Revellers in Newport were few and far between – with some pub owners even taking the decision to not open at all, perhaps in anticipation of lower footfall.

That is because the Welsh response to the wave of the Omicron variant at the time had been to take new, targeted measures against businesses, including hospitality.

A year on, and the city doesn’t seem to have quite got back to pre-pandemic levels of revelry.

The streets were largely empty this evening.

However, this may have been down to the grim weather, as well as factors such as the cost of living crisis.

Pubs and bars in the city centre were serving patrons, but there was not the buzz or bustle there had been in the city pre-coronavirus on New Year’s Eve.

At time of writing, getting a table in a city centre pub should not prove too difficult. 

However, the night is still young and many may wait until after the Saturday shift has concluded to make their way into town.

One man, who did not want to be named, said that he was “having a quiet one this year”.

He said that he’d had “quiet ones” the last few years due to coronavirus, but that “the change of pace had been nice, I might do this every year now”.

Staff in Tiny Rebel in Newport city centre said they expected it to get busier later on.

There would also be live music at the bar.

Mary White was coming out of a city centre pub when she spoke to the Argus.

“It’s dead in there,” she said.

“I was going to have New Year’s in Newport as I’m from just up the road, but I think I’ll be on the next train to Cardiff instead.

“I don’t think the weather has helped, but I can’t stay in there all night.”

This was echoed by a group of women near the railway station.

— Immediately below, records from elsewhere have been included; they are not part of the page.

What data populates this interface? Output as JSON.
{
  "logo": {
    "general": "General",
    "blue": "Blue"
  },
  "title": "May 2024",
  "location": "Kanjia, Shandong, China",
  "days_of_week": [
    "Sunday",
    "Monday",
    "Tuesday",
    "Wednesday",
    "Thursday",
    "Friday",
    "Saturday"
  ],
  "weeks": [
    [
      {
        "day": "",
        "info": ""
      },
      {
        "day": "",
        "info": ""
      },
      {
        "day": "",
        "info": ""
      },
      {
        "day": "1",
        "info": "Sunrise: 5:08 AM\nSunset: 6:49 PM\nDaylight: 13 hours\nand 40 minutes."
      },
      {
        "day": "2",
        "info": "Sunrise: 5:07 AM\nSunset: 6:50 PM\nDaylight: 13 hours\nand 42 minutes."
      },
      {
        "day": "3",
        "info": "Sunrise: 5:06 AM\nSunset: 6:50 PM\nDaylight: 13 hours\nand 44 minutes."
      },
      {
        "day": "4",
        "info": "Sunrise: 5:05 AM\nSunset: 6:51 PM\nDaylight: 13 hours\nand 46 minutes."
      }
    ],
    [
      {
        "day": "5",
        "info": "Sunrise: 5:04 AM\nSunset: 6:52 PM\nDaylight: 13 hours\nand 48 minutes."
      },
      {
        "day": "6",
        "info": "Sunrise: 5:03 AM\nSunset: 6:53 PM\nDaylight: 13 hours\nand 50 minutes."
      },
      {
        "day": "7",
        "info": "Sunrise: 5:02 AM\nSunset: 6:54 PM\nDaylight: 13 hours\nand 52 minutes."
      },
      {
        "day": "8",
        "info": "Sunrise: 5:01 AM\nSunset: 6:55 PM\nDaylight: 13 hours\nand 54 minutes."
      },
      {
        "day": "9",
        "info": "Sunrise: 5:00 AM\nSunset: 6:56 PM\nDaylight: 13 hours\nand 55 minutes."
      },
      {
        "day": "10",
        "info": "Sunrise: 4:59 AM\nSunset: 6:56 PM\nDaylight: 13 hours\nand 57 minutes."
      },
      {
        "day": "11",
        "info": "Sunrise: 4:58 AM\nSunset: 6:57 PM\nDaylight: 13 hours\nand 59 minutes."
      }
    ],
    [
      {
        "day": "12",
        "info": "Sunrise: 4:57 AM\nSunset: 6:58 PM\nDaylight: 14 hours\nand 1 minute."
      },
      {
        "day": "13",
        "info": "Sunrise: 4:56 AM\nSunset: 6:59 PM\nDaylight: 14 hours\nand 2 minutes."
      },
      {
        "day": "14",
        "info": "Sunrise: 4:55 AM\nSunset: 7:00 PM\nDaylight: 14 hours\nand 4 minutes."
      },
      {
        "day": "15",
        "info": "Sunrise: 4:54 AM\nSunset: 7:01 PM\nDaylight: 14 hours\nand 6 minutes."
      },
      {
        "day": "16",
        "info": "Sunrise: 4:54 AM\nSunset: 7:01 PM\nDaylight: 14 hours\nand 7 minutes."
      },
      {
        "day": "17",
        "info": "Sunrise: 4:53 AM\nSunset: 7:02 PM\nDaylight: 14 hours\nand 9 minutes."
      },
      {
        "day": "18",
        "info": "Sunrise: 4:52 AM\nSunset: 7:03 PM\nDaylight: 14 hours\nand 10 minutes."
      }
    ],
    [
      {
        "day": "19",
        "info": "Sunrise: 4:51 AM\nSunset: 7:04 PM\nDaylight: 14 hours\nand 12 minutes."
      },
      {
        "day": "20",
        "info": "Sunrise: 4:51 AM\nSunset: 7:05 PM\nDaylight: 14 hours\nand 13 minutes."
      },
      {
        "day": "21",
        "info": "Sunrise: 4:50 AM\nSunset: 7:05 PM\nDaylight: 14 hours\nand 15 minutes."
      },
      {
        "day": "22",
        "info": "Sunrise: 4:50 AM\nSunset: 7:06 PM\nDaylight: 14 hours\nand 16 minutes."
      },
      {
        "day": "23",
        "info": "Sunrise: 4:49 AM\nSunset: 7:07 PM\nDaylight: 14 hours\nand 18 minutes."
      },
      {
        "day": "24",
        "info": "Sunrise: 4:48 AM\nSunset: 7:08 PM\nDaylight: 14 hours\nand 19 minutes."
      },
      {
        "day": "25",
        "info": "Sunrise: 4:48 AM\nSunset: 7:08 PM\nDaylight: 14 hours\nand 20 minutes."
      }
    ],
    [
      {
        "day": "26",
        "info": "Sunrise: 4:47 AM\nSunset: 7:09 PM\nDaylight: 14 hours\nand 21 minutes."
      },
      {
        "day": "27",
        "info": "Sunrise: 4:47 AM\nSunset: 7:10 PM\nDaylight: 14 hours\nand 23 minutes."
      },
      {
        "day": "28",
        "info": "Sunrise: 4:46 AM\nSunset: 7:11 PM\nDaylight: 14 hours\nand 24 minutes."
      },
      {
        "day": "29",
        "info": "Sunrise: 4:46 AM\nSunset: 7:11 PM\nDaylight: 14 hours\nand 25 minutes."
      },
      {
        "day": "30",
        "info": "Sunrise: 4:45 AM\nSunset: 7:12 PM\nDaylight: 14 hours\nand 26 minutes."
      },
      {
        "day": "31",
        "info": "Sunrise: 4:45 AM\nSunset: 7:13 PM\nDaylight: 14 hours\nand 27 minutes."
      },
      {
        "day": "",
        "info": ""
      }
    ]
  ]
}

They said they had decided to look for a taxi to the capital after being slightly disheartened by the atmosphere in Newport.